I find it very suspicious that, for a man who is more concerned about my personal life than the book he was trying to review, Samora found it convenient not to mention that I have written eight other biographies. These include the biographies/autobiographies of Jeremiah Nyagah, Dr Gikonyo Kiano, Jason Kimbui, Moody Awori and David Mwiraria. I’m also doing the finishing touches on the official autobiographies of Dr Oburu Oginga, Joseph Nyagah and Zipporah Kittony. Finally, I’m co-authoring another thriller with Issack Hassan, the chairman of IEBC.
For all intents and purposes, this doesn’t sound like the profile of a rookie journalist or a clueless biographer. If I was any of the above, Al Jazeera, Sunday Times of South Africa, Sky Song Press of Canada, The Standard of Kenya and The Monitor of Uganda would never have accorded me glowing endorsements. But it seems Samora was more interested in the dishonest opinion of a lone political blogger than that of a galaxy of professional journalists.
Finally, the sales. It seems that the writer has a problem with my much-acclaimed and successful method of marketing my book. I took my book directly to newspaper vendors straight from the warehouse of the publisher.
This helped to eliminate a long chain of distributors and book sellers. In effect, I circumvented the myriad taxes and overheads and logistical nightmares to get my book to an eager reading populace that answered me with an endorsement of confidence never witnessed before in the publishing industry in East Africa.
The book is already on the streets of Mombasa and Nakuru, in addition to Nairobi. Next month, it will land on the streets of Kampala, Kigali, Arusha and Juba. In six months, Hard Tackle will be the first book in Kenya’s history to make a profit of more than a million dollars.

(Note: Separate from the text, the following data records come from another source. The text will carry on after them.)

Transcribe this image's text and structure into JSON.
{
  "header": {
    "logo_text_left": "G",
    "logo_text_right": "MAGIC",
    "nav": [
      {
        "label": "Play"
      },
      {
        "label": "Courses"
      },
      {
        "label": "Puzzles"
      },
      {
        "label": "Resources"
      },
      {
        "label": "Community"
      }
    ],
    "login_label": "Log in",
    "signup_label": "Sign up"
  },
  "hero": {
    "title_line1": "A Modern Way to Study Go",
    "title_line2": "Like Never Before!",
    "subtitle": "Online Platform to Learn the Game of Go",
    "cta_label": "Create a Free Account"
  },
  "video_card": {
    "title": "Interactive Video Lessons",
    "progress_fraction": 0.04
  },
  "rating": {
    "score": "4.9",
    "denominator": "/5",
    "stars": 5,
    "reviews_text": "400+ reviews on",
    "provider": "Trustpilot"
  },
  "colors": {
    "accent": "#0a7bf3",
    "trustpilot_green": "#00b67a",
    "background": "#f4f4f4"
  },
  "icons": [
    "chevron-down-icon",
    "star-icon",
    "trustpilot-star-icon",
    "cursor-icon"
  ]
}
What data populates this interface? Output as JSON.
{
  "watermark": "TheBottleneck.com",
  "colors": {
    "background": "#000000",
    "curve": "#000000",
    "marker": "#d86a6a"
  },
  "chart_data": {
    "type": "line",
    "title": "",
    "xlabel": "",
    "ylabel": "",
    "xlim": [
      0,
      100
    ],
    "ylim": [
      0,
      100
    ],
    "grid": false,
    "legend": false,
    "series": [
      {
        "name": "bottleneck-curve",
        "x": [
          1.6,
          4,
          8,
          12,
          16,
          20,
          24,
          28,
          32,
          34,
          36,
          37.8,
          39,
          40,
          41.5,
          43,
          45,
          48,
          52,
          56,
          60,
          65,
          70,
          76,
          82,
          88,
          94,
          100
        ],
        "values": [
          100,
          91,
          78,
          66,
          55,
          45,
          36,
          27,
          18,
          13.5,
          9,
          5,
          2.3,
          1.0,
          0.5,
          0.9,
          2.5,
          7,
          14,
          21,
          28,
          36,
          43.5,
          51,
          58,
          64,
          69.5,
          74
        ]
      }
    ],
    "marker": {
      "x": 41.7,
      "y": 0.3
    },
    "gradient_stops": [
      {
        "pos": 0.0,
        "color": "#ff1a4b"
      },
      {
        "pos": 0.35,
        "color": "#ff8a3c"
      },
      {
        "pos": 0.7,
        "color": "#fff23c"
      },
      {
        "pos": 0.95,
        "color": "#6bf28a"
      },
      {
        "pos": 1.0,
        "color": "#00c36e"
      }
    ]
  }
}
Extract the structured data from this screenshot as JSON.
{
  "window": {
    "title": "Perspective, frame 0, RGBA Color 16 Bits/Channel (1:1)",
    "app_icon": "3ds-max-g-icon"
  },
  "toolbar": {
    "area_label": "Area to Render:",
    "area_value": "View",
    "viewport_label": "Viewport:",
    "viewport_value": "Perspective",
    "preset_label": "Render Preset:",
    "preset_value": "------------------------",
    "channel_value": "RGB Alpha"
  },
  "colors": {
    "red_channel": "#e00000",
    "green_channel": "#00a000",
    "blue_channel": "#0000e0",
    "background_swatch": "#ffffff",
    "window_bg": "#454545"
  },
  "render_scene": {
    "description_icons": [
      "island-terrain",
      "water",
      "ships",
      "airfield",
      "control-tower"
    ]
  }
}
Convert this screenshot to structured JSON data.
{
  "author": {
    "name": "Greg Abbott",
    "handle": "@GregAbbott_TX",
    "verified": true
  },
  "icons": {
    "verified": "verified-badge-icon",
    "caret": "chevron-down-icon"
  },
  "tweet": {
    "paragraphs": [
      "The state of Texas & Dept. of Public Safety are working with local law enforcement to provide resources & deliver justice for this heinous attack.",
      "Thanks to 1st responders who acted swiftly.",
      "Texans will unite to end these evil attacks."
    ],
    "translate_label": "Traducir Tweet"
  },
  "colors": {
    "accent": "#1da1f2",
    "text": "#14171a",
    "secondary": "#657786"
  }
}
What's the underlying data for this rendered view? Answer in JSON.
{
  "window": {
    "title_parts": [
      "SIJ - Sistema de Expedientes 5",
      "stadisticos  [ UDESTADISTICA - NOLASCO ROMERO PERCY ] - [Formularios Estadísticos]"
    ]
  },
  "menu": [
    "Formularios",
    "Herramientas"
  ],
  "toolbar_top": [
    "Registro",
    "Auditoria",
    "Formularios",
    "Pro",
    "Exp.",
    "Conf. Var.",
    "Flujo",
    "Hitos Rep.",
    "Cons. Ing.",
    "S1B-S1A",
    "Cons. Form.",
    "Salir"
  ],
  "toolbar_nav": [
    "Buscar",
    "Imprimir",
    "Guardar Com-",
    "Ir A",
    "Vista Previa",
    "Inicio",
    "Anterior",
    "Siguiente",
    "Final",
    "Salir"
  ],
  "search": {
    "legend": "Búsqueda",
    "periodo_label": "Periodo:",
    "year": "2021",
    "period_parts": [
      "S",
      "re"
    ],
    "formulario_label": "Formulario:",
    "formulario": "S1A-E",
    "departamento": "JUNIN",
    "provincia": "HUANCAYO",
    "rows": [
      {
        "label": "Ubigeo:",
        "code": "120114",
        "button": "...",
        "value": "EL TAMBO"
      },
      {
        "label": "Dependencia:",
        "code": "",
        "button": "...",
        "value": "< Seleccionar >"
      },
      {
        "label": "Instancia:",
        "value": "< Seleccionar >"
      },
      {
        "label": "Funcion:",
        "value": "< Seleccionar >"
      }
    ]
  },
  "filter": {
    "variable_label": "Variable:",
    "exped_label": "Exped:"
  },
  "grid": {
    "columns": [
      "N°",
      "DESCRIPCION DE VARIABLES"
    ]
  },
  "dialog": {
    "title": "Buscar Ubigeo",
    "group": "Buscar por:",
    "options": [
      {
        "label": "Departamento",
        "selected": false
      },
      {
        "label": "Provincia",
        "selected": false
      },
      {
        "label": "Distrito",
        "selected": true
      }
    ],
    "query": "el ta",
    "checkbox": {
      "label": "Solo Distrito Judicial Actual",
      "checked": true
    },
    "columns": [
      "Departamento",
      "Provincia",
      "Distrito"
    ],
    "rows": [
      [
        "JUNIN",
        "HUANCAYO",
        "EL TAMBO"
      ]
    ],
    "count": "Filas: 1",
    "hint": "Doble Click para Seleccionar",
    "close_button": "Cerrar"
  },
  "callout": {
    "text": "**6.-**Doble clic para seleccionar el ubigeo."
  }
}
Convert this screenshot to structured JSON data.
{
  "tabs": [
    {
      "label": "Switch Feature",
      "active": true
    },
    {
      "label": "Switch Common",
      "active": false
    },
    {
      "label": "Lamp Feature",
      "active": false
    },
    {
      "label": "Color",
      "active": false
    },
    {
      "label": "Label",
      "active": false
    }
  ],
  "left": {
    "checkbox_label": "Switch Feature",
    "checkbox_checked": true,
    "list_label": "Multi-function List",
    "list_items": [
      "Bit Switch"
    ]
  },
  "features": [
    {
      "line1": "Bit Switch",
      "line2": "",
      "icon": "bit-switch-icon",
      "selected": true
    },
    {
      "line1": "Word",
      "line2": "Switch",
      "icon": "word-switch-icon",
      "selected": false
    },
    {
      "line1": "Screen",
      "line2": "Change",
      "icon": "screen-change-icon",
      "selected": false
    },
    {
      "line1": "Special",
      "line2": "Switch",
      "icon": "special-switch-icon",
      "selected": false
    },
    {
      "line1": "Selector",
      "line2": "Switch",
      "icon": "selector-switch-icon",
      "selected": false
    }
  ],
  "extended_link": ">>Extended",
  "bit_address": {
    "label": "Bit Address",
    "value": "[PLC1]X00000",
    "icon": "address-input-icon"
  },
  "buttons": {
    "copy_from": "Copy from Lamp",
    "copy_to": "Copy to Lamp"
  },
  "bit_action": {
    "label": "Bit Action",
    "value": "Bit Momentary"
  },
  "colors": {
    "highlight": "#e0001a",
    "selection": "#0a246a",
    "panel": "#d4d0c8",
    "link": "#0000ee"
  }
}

Only Samora Mwaura knows why he sounds so angry about these figures